Papers Please! Better Together warns of fences, flags, passport offices and tight border controls into the Union of Scottish Socialist Republics.
It’s 2017, The Scottish Union has been independent for a year now, very few people are ever allowed to pass into the dark, secretive state; you are one of them. You rattle in up the road towards the Gretna border station in your Transit van, the vital supplies of Twining’s tea and Bombay Sapphire gin in the back. You reach the wall, a seventy mile stretch of concrete, topped with barbed wire and with Saltire sporting watch towers dotted along. You roll up to the checkpoint, men in dark uniforms take you into an office to question you and browse your papers, dog handlers search the van outside. It’s all okay though, they can see by your passport that you pass through here often with vital goods for the Motherland. You are sent on your way. Another is not so lucky; as you drive out the other side you see a tourist being taken away – an unregistered camera and incorrect papers. Arrested for spying. But this is all routine for you, you look straight ahead, switch to the right hand side of the road, and continue onwards to Salmondgrad.

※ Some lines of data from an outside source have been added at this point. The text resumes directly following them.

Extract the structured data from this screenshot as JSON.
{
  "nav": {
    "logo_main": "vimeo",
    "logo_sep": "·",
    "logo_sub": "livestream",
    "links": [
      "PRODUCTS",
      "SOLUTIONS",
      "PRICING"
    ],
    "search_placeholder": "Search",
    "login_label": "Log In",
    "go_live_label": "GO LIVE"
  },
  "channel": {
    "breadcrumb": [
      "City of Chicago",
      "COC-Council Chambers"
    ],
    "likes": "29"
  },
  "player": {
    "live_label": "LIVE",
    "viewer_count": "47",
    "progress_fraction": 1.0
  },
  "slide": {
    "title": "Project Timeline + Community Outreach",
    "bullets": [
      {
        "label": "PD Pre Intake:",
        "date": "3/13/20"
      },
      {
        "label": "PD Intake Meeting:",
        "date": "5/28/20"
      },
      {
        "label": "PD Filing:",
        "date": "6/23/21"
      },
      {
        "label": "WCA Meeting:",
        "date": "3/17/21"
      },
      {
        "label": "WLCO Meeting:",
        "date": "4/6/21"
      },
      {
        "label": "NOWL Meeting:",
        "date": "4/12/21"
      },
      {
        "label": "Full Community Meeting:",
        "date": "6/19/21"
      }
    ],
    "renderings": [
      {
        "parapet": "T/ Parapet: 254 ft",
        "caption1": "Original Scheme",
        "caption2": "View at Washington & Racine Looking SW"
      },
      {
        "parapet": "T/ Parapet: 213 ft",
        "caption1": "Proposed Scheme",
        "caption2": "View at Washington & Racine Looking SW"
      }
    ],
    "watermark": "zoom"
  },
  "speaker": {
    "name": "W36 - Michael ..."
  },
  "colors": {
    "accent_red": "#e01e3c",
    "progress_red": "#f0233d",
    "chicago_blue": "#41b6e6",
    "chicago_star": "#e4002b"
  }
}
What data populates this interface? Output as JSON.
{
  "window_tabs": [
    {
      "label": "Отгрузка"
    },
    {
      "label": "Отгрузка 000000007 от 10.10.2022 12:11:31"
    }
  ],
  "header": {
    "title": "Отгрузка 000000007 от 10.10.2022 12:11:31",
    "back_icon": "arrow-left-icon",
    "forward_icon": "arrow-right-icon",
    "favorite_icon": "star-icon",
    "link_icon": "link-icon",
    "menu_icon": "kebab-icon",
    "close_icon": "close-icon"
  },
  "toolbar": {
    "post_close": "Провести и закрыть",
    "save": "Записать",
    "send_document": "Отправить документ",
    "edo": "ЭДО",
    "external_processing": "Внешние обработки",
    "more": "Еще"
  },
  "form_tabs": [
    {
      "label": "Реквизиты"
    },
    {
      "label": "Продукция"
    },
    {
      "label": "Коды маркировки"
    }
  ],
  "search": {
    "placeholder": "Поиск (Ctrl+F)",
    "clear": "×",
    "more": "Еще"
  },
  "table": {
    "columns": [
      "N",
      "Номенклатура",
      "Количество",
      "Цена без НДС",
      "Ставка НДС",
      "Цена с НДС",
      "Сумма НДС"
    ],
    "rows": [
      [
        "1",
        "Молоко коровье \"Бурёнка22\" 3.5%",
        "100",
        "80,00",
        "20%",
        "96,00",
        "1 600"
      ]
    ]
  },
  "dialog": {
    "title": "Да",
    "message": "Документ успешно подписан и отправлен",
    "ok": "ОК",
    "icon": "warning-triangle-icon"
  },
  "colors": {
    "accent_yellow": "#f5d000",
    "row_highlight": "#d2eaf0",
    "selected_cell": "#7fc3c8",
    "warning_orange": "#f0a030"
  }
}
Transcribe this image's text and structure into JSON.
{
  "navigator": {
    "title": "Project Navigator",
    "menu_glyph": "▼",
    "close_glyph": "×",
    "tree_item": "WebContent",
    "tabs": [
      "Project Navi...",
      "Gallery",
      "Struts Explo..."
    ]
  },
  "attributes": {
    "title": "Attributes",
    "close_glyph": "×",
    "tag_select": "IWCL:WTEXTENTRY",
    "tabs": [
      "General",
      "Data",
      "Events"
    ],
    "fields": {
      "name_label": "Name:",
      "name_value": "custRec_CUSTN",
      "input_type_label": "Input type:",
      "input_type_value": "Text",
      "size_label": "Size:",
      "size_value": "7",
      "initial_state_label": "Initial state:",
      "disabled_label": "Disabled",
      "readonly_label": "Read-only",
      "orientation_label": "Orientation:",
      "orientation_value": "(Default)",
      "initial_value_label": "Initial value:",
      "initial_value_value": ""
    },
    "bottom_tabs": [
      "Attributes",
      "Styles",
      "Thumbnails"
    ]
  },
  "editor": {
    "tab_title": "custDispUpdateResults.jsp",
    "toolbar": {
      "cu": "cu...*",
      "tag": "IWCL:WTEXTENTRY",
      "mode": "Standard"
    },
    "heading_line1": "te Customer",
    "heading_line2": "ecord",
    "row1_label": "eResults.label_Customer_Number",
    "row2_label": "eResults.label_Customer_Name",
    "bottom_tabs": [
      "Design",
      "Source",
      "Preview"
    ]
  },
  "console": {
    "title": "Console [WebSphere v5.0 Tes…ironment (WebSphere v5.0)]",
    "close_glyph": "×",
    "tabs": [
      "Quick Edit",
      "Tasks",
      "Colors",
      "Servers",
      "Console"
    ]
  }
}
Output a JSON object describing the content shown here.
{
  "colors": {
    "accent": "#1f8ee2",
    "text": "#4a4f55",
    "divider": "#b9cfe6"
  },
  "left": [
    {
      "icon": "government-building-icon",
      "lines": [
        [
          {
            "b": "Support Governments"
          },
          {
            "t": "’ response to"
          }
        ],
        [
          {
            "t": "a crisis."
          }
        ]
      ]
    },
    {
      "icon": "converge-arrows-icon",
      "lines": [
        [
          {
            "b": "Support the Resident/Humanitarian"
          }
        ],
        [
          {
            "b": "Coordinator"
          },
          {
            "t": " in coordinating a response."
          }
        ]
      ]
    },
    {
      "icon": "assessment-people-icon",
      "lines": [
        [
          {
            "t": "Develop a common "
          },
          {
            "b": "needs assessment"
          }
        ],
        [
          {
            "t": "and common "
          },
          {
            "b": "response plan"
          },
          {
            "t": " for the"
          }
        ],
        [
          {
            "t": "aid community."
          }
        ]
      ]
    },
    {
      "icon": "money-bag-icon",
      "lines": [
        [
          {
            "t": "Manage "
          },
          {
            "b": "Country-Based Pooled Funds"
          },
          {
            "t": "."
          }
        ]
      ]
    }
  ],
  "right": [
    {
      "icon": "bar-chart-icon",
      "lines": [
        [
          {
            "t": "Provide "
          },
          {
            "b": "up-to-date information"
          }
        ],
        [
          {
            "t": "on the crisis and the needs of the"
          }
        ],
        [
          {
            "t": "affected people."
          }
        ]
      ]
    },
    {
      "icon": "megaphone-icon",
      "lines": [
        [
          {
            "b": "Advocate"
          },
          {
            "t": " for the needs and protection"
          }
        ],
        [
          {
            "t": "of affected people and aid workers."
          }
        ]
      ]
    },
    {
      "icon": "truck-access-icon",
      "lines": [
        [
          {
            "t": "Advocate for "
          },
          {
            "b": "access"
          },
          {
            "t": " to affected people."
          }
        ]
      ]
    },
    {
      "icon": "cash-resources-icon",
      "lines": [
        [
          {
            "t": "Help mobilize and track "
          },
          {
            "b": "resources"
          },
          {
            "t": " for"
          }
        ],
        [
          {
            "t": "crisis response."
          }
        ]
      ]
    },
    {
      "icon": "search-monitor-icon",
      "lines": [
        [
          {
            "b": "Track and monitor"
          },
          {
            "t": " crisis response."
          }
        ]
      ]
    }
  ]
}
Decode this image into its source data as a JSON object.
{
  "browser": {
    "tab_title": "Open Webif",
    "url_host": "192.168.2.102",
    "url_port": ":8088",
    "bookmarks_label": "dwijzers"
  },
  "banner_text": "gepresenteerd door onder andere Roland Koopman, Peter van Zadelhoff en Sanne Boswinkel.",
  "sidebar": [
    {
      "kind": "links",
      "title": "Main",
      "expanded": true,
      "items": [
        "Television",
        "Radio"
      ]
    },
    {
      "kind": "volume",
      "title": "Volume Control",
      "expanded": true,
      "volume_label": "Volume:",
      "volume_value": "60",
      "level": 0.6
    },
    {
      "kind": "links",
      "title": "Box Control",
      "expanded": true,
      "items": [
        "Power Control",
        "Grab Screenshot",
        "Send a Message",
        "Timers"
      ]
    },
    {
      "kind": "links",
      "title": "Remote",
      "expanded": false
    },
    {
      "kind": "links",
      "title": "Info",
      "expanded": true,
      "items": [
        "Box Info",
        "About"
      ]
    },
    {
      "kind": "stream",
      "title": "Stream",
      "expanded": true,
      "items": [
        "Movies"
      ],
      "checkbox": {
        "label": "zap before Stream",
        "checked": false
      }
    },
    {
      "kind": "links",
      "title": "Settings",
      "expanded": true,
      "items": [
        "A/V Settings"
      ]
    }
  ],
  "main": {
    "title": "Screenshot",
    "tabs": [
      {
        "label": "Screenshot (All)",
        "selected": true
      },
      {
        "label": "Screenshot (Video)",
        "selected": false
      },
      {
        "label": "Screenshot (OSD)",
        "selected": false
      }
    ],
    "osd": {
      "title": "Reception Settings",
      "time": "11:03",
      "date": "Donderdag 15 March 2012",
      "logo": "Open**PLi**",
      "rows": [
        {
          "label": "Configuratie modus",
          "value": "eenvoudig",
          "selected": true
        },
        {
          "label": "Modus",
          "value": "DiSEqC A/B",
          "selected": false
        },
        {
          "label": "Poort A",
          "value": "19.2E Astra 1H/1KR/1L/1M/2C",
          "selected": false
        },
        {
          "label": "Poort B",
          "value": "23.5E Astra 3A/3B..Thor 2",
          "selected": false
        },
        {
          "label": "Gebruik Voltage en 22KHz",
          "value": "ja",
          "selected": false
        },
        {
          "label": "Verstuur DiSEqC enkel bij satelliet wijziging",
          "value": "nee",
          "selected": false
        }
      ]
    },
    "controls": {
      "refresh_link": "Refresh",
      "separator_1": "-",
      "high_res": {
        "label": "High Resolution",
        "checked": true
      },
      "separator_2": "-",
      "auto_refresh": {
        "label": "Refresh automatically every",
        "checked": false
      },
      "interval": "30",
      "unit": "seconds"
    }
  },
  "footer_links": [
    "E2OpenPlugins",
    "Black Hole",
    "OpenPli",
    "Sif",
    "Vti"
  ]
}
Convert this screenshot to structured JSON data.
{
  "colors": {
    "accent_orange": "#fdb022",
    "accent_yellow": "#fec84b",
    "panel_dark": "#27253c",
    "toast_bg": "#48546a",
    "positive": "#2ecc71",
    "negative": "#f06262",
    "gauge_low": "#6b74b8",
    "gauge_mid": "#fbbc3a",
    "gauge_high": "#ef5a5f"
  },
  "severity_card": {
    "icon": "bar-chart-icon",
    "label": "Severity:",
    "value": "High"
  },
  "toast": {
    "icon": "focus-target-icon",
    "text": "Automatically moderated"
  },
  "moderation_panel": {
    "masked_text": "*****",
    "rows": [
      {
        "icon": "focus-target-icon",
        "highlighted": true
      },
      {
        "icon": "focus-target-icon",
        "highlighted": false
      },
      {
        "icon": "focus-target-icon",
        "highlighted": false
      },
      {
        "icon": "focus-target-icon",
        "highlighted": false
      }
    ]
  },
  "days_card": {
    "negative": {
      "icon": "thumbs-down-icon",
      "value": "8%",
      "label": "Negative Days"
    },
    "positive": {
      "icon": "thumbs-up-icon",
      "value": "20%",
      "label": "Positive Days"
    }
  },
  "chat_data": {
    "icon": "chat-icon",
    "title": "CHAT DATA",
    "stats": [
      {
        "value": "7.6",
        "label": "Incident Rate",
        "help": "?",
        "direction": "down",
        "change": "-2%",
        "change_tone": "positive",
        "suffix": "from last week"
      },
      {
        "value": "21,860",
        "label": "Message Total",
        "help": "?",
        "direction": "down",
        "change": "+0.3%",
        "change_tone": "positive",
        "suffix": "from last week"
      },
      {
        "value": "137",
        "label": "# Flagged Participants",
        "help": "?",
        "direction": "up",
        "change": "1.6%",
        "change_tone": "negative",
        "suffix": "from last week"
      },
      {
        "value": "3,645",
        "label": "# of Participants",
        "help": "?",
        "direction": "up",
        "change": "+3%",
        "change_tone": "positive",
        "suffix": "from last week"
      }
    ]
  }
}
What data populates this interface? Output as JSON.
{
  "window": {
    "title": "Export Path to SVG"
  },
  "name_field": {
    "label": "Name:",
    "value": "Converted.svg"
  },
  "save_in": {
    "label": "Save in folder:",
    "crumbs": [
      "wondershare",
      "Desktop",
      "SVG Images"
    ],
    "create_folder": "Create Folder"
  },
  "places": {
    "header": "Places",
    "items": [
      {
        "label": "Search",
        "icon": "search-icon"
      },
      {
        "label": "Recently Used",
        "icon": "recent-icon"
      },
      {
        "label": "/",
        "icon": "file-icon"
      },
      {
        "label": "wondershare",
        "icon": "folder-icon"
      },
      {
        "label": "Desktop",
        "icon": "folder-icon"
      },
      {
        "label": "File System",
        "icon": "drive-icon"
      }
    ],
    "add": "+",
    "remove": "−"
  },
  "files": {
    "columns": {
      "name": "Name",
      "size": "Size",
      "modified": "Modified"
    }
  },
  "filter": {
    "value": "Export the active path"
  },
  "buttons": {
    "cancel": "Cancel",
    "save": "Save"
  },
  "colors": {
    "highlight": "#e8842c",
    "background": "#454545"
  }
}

I’m sorry, I may have got a touch carried away there, but you can see how ridiculous this sounds – if a little embellished. But this is the kind of fear that the Better Together campaign thrives on, and one of its big stories of the debate. Granted, we might not be talking about the Union of Scottish Socialist Republics or deliveries to Salmondgrad, but the border is definitely something they’d have you believe in.
It is the belief of the Better Together campaign (at least in public) that an official border would have to be erected between England and Scotland should Scotland decide to vote for independence. This border would likely have checkpoints, fences, passport control, customs, make you switch to the other side of the road, etc. Just like those ones all across the continent. Oh wait…
It’s not an unknown fact that in Europe, we have something called the Schengen agreement, according to which, people, goods and labour can flow freely between signatory states. In other words, no borders. In fact, I could walk from Portugal’s west coast to the Black Sea coast of Romania and never be required to show my passport.
How has this panned out for Europe then? Badly, I assume? Nope. It’s been a rather good success, actually. People can travel all over Europe as tourists, only needing to show their passport once if their from outside the EU, spending money, taking in culture, trying desperately to speak the local language, etc. People can also live in one country and trade in another; the amount of trading that EU member states can now do with each other, from the wee chappy delivering some quality German Pilsner to a pub in France to multinational corporations opening up across Europe, is huge. This flow of people and trade ultimately means the flow of money and jobs. It also makes for much better holidays!
But then, Britain is an island, so we’re different, as we’ve so often been told by Westminster. Although that hasn’t stopped Iceland signing up to the Schengen area, despite not even being in the EU or using the Euro.
But what about the UK’s land border? Yeah, you know, with the Republic of Ireland. You’ll note that on a journey from Belfast to Dublin, you won’t be stopped at Dromad and be required to show your passport. The border between Northern Ireland and the Republic is, in fact, quite open. Even if I wanted to sail into Ireland or fly into Ireland, I would not be required to show a passport (although passengers flying in may be asked for identification or proof of nationality for security reasons).
So why is this? Well, because there’s too much trade that flows between the two states to justify putting up a border. Putting up restrictions would stifle the flow of trade between both countries and invariably hurt both economies to some extent. Secondly, a large number of people work across these borders, visit family across them, or simply travel through them on a daily basis. Apart from hurting the economy, it would invariably piss a few people off.
This is all down to something called the “Common Travel Area”. It’s essentially a mini Schengen area within the British Isles, comprising Britain, Ireland, the Isle of Man, Guernsey, and Jersey.
So, if Scotland decided to become an independent state, it would automatically be excluded from the CTA, would it? Well, whilst Project Fear would have you believe that, it’s most unlikely to work. Scotland, as I discussed in last week’s post, is England’s second biggest trade partner and England is Scotland’s biggest trade partner. Setting up a border between the two would damage this trade quite substantially and hurt, not only the national economies, but local economies close to the border that rely on a great deal of cross-border activity.
You see, it’s not only the big corporations working across the border, but it’s small businesses and communities that profit from an open border too. This can be from a local decorators’ company in Carlisle getting a call out to a job in Langholm just over the border, to a farmer in Clappers popping up the road to Foulden to buy a Scottish plain loaf and Lorne sausage for his breakfast. Not only are there Scots working down south, but there are English people working up north too, and some Welsh, but they seem not to make so much of a fuss.
Again, many people have family on either side of the border, setting up a great wall would likely upset them too. After all, why should the Frenchman be able to visit his uncle in Finland without having to show his passport, but the lady from Manchester should have to go through strict border controls to visit her granny in Glasgow?
As far as some of the Better Together arguments go, this is by far the weakest. A border in the sense of checkpoints, searches, papers, and questioning between Scotland and rUK really is quite out of the question. Guys, you can leave off the frantic searches for your passports just now.
#IndyRef Myth Number Two: Busted